Native Oak was established as a sister company to Closet Crafters to focus on
premium custom cabinetry for the local market.
She’s great with closets. She sees it in
her head, and she’s got contacts all over
the place, and I’m letting her ;ourish in
Closet Crafters and Native Oak are in
the process of converting over to Mosaik
Software design programs and its inter-
face with Google Sketchup.
“Mosaic is kind of new to the mar-
ket,” McCoy adds. “And they’re using
more of a software-as-a-service kind of
pricing model, so instead of having to
pay $20,000 up front for software, they
charge you a monthly subscription fee.
So it’s a lot more reasonable for a start-
up shop to get started in.”
All of the closet and kitchen projects
go through the same design process and
through the same engineers. “We have
the ability to do face frame and frameless
kitchens, but we’re doing a little bit of ev-
erything,” he adds. “We’re doing inset, big
frame, kind of like a Stickley type of look.
We’re doing modern, European frameless
designed kitchens. We’re doing kind of an
in-between modi;ed kitchen right now
where it’s frameless, but it’s built to look
like it’s an inset base frame, so we’re doing
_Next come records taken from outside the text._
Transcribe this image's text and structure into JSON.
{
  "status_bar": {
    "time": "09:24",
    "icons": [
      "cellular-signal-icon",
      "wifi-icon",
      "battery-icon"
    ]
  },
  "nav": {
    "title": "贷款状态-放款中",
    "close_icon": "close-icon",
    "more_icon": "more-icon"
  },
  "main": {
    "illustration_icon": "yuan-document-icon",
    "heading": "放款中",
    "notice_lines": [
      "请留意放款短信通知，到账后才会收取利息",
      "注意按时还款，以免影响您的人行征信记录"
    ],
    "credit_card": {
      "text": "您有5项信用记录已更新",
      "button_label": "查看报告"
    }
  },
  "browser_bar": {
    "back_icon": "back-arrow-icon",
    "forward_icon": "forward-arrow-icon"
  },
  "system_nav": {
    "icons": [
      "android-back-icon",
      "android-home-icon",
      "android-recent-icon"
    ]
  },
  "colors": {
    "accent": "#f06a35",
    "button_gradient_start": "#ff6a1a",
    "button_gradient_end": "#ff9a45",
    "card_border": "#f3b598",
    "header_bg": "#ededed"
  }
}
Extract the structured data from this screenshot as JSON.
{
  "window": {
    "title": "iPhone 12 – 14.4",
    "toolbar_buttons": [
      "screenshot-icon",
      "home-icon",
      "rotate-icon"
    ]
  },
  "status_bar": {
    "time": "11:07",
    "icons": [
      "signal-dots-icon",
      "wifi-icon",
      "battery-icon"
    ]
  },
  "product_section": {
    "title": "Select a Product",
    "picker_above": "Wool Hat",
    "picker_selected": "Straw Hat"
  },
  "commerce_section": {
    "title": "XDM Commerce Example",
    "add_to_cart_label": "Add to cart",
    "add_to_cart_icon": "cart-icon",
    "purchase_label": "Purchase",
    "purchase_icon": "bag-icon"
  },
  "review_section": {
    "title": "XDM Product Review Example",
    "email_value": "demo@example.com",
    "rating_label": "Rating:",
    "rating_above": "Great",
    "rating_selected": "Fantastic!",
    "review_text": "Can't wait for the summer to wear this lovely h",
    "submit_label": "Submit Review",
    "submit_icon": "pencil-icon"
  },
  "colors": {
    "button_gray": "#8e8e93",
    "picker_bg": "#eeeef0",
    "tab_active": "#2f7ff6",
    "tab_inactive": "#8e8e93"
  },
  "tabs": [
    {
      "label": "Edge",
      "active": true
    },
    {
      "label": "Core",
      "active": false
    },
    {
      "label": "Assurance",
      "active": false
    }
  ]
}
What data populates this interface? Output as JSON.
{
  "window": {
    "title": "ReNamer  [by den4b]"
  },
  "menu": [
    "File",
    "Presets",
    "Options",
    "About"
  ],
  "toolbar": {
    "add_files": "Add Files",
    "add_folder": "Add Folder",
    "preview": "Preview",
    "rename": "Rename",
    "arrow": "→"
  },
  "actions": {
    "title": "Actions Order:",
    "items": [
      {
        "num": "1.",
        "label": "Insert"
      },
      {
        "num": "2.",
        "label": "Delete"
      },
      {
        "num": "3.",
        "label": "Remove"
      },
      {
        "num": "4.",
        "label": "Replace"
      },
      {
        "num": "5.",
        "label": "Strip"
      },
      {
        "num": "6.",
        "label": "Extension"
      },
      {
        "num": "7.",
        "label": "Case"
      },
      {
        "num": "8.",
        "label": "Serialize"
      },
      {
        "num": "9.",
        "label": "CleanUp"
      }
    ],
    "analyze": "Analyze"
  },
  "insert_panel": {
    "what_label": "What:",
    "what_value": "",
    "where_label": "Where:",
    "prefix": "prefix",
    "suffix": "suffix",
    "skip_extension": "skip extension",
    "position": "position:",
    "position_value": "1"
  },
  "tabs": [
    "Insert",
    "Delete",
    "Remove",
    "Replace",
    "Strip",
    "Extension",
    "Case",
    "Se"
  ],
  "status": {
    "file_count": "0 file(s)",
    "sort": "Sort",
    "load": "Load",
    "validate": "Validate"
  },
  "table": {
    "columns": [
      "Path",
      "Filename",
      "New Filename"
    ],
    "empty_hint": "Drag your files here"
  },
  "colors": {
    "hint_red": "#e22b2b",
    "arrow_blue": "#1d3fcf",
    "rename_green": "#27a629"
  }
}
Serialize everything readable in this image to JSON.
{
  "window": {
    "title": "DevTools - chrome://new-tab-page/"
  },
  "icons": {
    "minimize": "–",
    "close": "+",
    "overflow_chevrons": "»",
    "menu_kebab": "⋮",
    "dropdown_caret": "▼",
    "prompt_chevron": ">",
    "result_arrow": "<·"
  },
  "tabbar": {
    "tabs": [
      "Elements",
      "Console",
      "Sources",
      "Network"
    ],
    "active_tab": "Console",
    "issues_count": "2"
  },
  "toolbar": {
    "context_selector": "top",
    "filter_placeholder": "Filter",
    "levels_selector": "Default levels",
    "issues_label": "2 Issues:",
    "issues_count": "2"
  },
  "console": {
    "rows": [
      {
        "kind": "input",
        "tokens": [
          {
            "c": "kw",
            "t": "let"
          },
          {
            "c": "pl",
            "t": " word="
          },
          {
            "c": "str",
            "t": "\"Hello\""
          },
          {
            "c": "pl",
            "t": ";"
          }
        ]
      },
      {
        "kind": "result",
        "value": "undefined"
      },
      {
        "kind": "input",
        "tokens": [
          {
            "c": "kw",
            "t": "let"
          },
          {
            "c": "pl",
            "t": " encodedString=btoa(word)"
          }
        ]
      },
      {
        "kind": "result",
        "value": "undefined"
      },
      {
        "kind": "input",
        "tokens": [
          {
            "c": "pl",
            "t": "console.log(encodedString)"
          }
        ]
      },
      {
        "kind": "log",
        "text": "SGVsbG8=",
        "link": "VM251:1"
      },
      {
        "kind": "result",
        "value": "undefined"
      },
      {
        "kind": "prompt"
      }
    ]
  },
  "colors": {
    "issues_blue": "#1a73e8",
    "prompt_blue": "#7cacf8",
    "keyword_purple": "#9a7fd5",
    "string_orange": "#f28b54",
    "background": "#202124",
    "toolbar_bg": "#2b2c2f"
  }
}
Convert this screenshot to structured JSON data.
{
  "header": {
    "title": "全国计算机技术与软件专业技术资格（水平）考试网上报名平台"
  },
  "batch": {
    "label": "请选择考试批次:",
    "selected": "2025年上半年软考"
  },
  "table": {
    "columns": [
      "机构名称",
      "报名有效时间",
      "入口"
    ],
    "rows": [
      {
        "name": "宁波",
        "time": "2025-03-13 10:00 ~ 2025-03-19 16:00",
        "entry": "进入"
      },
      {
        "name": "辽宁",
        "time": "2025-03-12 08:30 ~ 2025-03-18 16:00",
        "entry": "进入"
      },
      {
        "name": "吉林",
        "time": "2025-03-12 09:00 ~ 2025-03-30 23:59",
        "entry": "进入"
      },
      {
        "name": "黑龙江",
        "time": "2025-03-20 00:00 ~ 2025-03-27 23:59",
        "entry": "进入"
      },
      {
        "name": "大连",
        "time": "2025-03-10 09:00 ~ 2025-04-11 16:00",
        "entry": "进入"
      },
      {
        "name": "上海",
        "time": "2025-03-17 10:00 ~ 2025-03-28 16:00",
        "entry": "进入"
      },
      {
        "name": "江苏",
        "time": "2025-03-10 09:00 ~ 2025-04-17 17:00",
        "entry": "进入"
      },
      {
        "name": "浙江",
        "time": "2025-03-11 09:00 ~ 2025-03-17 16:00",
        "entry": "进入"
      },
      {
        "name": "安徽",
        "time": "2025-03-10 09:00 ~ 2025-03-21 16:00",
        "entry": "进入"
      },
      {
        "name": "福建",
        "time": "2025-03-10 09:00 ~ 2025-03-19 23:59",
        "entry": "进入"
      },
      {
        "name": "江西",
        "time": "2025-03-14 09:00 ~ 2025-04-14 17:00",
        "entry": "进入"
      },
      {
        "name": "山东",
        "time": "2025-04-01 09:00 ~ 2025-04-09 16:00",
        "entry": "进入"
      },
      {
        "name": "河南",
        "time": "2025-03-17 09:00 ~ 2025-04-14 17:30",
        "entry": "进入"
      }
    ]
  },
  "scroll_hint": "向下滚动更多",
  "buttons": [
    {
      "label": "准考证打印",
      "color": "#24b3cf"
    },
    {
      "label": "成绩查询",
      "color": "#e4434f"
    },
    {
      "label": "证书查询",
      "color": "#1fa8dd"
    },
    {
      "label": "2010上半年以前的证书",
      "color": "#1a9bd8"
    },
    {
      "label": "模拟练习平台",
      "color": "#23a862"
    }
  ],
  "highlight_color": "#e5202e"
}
a lot of different types of cabinetry.
“A lot of people are looking for that
old school face frame, inset face frame
look, but they don’t want to lose their
storage space, and they don’t want to
have bold hardware,” McCoy explains.
“They want the latest accessories inside
the cabinets, and they want the nice soft-
close drawer guides. With the modi;ed
frameless, we call it modi;ed face frame
or modi;ed frameless, it looks like that
inset face frame look where the door is
;ush with the face of the cabinet.”
McCoy says that his goal for Closet
Crafters and Native Oak is to be the cus-
tom shop that uses modern techniques
but also takes the production orientation
of individualizing each cabinet.
Learn more at closetcrafters.com and